[[ Records for the exercise, beginning ]]

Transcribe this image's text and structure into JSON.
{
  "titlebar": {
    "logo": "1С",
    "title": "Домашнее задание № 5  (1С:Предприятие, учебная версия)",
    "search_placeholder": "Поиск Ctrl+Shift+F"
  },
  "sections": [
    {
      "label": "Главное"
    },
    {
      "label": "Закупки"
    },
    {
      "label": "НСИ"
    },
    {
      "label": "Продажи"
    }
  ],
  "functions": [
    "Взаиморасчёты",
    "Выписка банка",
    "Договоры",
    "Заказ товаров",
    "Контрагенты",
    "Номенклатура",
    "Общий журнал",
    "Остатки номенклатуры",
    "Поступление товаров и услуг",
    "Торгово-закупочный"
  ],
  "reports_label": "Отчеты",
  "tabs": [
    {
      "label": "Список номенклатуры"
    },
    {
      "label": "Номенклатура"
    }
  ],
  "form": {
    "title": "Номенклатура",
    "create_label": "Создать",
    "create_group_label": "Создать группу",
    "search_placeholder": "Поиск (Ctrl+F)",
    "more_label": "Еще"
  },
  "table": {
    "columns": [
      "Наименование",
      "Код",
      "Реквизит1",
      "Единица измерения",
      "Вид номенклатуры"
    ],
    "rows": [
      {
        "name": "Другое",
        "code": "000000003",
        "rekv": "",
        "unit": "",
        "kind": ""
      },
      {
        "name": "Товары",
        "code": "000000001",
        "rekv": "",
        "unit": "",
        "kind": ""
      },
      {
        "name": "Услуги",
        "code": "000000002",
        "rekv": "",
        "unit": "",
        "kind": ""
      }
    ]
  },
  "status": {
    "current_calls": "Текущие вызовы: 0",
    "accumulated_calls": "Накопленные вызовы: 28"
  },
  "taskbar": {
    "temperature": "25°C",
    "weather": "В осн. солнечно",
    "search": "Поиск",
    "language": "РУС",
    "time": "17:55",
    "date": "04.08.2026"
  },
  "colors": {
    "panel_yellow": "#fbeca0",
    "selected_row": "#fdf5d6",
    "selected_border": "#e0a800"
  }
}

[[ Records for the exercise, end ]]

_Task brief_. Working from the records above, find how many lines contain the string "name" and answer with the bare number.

_Written answer_. 3